Return the records that follow, unchanged and complete.

[Records from a dataset]
- - - -

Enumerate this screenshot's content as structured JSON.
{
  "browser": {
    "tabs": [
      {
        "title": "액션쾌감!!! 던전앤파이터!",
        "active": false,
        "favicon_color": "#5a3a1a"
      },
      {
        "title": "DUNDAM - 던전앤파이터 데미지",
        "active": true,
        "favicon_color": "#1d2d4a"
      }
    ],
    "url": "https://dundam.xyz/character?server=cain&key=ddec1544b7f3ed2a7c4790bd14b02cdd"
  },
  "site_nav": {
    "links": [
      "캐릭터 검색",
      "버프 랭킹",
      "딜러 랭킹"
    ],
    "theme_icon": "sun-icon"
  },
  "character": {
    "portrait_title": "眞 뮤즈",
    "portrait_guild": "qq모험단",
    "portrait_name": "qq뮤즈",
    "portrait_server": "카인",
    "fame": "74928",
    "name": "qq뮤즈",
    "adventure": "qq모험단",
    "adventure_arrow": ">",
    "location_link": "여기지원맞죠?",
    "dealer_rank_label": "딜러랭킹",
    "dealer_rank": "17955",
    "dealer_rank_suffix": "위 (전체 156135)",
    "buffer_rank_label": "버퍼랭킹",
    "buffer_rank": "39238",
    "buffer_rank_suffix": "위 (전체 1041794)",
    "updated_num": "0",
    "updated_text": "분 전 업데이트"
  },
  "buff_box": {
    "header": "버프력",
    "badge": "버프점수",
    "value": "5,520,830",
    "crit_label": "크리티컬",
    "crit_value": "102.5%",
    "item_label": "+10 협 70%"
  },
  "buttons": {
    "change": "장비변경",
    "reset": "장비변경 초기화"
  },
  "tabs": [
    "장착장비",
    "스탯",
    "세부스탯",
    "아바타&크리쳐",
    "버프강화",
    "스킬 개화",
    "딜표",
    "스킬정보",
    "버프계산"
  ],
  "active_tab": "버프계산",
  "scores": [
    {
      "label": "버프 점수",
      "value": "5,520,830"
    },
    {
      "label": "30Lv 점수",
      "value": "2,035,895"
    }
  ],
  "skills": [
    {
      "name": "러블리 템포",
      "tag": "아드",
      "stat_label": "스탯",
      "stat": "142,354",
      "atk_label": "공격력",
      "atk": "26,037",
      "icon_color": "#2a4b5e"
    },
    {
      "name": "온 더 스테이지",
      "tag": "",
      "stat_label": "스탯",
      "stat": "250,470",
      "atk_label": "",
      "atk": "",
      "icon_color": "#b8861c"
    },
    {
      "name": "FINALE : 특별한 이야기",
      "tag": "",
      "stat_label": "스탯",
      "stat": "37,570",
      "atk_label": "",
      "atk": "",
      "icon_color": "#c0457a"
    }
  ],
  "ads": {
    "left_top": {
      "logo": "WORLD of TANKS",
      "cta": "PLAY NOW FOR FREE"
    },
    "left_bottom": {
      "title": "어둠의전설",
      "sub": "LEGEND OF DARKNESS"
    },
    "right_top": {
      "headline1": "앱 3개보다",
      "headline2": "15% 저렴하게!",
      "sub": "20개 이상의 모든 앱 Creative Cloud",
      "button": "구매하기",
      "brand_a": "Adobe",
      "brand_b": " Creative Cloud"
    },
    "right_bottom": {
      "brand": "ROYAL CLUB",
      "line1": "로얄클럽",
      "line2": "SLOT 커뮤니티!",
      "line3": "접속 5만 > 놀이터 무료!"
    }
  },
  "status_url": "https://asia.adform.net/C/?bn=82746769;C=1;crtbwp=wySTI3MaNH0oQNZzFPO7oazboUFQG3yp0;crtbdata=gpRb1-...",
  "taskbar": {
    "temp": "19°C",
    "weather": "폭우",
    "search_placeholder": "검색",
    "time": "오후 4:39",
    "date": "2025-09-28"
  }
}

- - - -

_WRITTEN REPLY_
Enumerate this screenshot's content as structured JSON.
{
  "browser": {
    "tabs": [
      {
        "title": "액션쾌감!!! 던전앤파이터!",
        "active": false,
        "favicon_color": "#5a3a1a"
      },
      {
        "title": "DUNDAM - 던전앤파이터 데미지",
        "active": true,
        "favicon_color": "#1d2d4a"
      }
    ],
    "url": "https://dundam.xyz/character?server=cain&key=ddec1544b7f3ed2a7c4790bd14b02cdd"
  },
  "site_nav": {
    "links": [
      "캐릭터 검색",
      "버프 랭킹",
      "딜러 랭킹"
    ],
    "theme_icon": "sun-icon"
  },
  "character": {
    "portrait_title": "眞 뮤즈",
    "portrait_guild": "qq모험단",
    "portrait_name": "qq뮤즈",
    "portrait_server": "카인",
    "fame": "74928",
    "name": "qq뮤즈",
    "adventure": "qq모험단",
    "adventure_arrow": ">",
    "location_link": "여기지원맞죠?",
    "dealer_rank_label": "딜러랭킹",
    "dealer_rank": "17955",
    "dealer_rank_suffix": "위 (전체 156135)",
    "buffer_rank_label": "버퍼랭킹",
    "buffer_rank": "39238",
    "buffer_rank_suffix": "위 (전체 1041794)",
    "updated_num": "0",
    "updated_text": "분 전 업데이트"
  },
  "buff_box": {
    "header": "버프력",
    "badge": "버프점수",
    "value": "5,520,830",
    "crit_label": "크리티컬",
    "crit_value": "102.5%",
    "item_label": "+10 협 70%"
  },
  "buttons": {
    "change": "장비변경",
    "reset": "장비변경 초기화"
  },
  "tabs": [
    "장착장비",
    "스탯",
    "세부스탯",
    "아바타&크리쳐",
    "버프강화",
    "스킬 개화",
    "딜표",
    "스킬정보",
    "버프계산"
  ],
  "active_tab": "버프계산",
  "scores": [
    {
      "label": "버프 점수",
      "value": "5,520,830"
    },
    {
      "label": "30Lv 점수",
      "value": "2,035,895"
    }
  ],
  "skills": [
    {
      "name": "러블리 템포",
      "tag": "아드",
      "stat_label": "스탯",
      "stat": "142,354",
      "atk_label": "공격력",
      "atk": "26,037",
      "icon_color": "#2a4b5e"
    },
    {
      "name": "온 더 스테이지",
      "tag": "",
      "stat_label": "스탯",
      "stat": "250,470",
      "atk_label": "",
      "atk": "",
      "icon_color": "#b8861c"
    },
    {
      "name": "FINALE : 특별한 이야기",
      "tag": "",
      "stat_label": "스탯",
      "stat": "37,570",
      "atk_label": "",
      "atk": "",
      "icon_color": "#c0457a"
    }
  ],
  "ads": {
    "left_top": {
      "logo": "WORLD of TANKS",
      "cta": "PLAY NOW FOR FREE"
    },
    "left_bottom": {
      "title": "어둠의전설",
      "sub": "LEGEND OF DARKNESS"
    },
    "right_top": {
      "headline1": "앱 3개보다",
      "headline2": "15% 저렴하게!",
      "sub": "20개 이상의 모든 앱 Creative Cloud",
      "button": "구매하기",
      "brand_a": "Adobe",
      "brand_b": " Creative Cloud"
    },
    "right_bottom": {
      "brand": "ROYAL CLUB",
      "line1": "로얄클럽",
      "line2": "SLOT 커뮤니티!",
      "line3": "접속 5만 > 놀이터 무료!"
    }
  },
  "status_url": "https://asia.adform.net/C/?bn=82746769;C=1;crtbwp=wySTI3MaNH0oQNZzFPO7oazboUFQG3yp0;crtbdata=gpRb1-...",
  "taskbar": {
    "temp": "19°C",
    "weather": "폭우",
    "search_placeholder": "검색",
    "time": "오후 4:39",
    "date": "2025-09-28"
  }
}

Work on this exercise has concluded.